• WHAT YOU WILL DO:
Please copy each line of the listing below precisely, excluding the images.

• INFORMATION:
⁂
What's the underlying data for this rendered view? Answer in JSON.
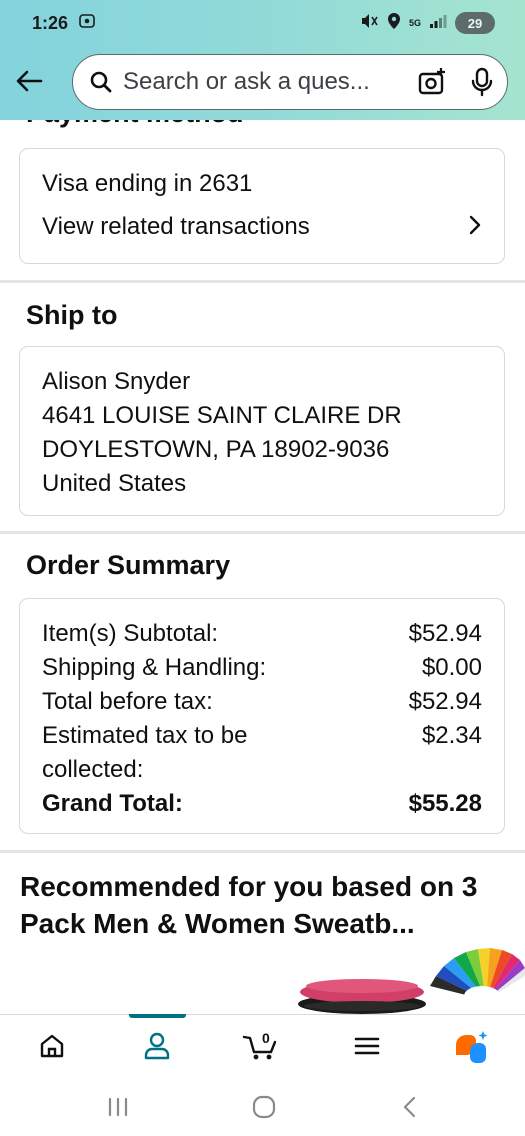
{
  "status_bar": {
    "time": "1:26",
    "network": "5G",
    "battery": "29"
  },
  "search": {
    "placeholder": "Search or ask a ques..."
  },
  "payment": {
    "heading": "Payment method",
    "card_text": "Visa ending in 2631",
    "transactions_link": "View related transactions"
  },
  "ship_to": {
    "heading": "Ship to",
    "name": "Alison Snyder",
    "street": "4641 LOUISE SAINT CLAIRE DR",
    "city_line": "DOYLESTOWN, PA 18902-9036",
    "country": "United States"
  },
  "order_summary": {
    "heading": "Order Summary",
    "rows": [
      {
        "label": "Item(s) Subtotal:",
        "value": "$52.94"
      },
      {
        "label": "Shipping & Handling:",
        "value": "$0.00"
      },
      {
        "label": "Total before tax:",
        "value": "$52.94"
      },
      {
        "label": "Estimated tax to be collected:",
        "value": "$2.34"
      }
    ],
    "grand_total_label": "Grand Total:",
    "grand_total_value": "$55.28"
  },
  "recommendations": {
    "title": "Recommended for you based on 3 Pack Men & Women Sweatb..."
  },
  "bottom_nav": {
    "items": [
      {
        "name": "home",
        "icon": "home-icon"
      },
      {
        "name": "account",
        "icon": "person-icon",
        "active": true
      },
      {
        "name": "cart",
        "icon": "cart-icon",
        "badge": "0"
      },
      {
        "name": "menu",
        "icon": "menu-icon"
      },
      {
        "name": "rufus",
        "icon": "rufus-icon"
      }
    ]
  },
  "colors": {
    "header_gradient_start": "#83d3dd",
    "header_gradient_end": "#a6e4cf",
    "active_tab": "#007185",
    "rufus_orange": "#ff6a00",
    "rufus_blue": "#1e90ff"
  }
}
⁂
• EXERCISE SOLUTION:
What's the underlying data for this rendered view? Answer in JSON.
{
  "status_bar": {
    "time": "1:26",
    "network": "5G",
    "battery": "29"
  },
  "search": {
    "placeholder": "Search or ask a ques..."
  },
  "payment": {
    "heading": "Payment method",
    "card_text": "Visa ending in 2631",
    "transactions_link": "View related transactions"
  },
  "ship_to": {
    "heading": "Ship to",
    "name": "Alison Snyder",
    "street": "4641 LOUISE SAINT CLAIRE DR",
    "city_line": "DOYLESTOWN, PA 18902-9036",
    "country": "United States"
  },
  "order_summary": {
    "heading": "Order Summary",
    "rows": [
      {
        "label": "Item(s) Subtotal:",
        "value": "$52.94"
      },
      {
        "label": "Shipping & Handling:",
        "value": "$0.00"
      },
      {
        "label": "Total before tax:",
        "value": "$52.94"
      },
      {
        "label": "Estimated tax to be collected:",
        "value": "$2.34"
      }
    ],
    "grand_total_label": "Grand Total:",
    "grand_total_value": "$55.28"
  },
  "recommendations": {
    "title": "Recommended for you based on 3 Pack Men & Women Sweatb..."
  },
  "bottom_nav": {
    "items": [
      {
        "name": "home",
        "icon": "home-icon"
      },
      {
        "name": "account",
        "icon": "person-icon",
        "active": true
      },
      {
        "name": "cart",
        "icon": "cart-icon",
        "badge": "0"
      },
      {
        "name": "menu",
        "icon": "menu-icon"
      },
      {
        "name": "rufus",
        "icon": "rufus-icon"
      }
    ]
  },
  "colors": {
    "header_gradient_start": "#83d3dd",
    "header_gradient_end": "#a6e4cf",
    "active_tab": "#007185",
    "rufus_orange": "#ff6a00",
    "rufus_blue": "#1e90ff"
  }
}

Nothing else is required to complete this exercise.